#### Problem to work on:
Once you have read the data below, print all of it exactly.

== Data listing

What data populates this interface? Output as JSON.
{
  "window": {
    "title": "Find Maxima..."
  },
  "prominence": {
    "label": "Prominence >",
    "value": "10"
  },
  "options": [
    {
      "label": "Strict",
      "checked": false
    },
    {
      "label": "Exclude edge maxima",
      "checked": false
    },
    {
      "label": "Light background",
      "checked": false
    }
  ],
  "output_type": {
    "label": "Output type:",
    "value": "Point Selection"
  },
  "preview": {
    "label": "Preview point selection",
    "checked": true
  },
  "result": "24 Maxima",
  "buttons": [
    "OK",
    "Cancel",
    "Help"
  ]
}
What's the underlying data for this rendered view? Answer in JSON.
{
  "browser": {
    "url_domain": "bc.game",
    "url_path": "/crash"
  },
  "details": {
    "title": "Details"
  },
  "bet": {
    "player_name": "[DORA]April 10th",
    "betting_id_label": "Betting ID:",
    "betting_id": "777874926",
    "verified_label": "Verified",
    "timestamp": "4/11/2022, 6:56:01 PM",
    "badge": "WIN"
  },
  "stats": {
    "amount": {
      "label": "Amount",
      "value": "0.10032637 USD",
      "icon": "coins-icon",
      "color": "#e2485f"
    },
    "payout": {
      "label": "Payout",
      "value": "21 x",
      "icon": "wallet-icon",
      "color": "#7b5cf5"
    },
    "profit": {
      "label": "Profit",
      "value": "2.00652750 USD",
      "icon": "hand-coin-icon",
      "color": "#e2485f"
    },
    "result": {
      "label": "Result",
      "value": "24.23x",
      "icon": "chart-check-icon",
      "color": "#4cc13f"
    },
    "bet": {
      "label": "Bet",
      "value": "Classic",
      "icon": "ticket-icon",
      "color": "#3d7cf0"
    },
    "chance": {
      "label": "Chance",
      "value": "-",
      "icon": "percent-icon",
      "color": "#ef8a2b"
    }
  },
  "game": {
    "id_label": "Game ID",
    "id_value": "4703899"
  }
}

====

#### Reply to the exercise:
What data populates this interface? Output as JSON.
{
  "window": {
    "title": "Find Maxima..."
  },
  "prominence": {
    "label": "Prominence >",
    "value": "10"
  },
  "options": [
    {
      "label": "Strict",
      "checked": false
    },
    {
      "label": "Exclude edge maxima",
      "checked": false
    },
    {
      "label": "Light background",
      "checked": false
    }
  ],
  "output_type": {
    "label": "Output type:",
    "value": "Point Selection"
  },
  "preview": {
    "label": "Preview point selection",
    "checked": true
  },
  "result": "24 Maxima",
  "buttons": [
    "OK",
    "Cancel",
    "Help"
  ]
}
What's the underlying data for this rendered view? Answer in JSON.
{
  "browser": {
    "url_domain": "bc.game",
    "url_path": "/crash"
  },
  "details": {
    "title": "Details"
  },
  "bet": {
    "player_name": "[DORA]April 10th",
    "betting_id_label": "Betting ID:",
    "betting_id": "777874926",
    "verified_label": "Verified",
    "timestamp": "4/11/2022, 6:56:01 PM",
    "badge": "WIN"
  },
  "stats": {
    "amount": {
      "label": "Amount",
      "value": "0.10032637 USD",
      "icon": "coins-icon",
      "color": "#e2485f"
    },
    "payout": {
      "label": "Payout",
      "value": "21 x",
      "icon": "wallet-icon",
      "color": "#7b5cf5"
    },
    "profit": {
      "label": "Profit",
      "value": "2.00652750 USD",
      "icon": "hand-coin-icon",
      "color": "#e2485f"
    },
    "result": {
      "label": "Result",
      "value": "24.23x",
      "icon": "chart-check-icon",
      "color": "#4cc13f"
    },
    "bet": {
      "label": "Bet",
      "value": "Classic",
      "icon": "ticket-icon",
      "color": "#3d7cf0"
    },
    "chance": {
      "label": "Chance",
      "value": "-",
      "icon": "percent-icon",
      "color": "#ef8a2b"
    }
  },
  "game": {
    "id_label": "Game ID",
    "id_value": "4703899"
  }
}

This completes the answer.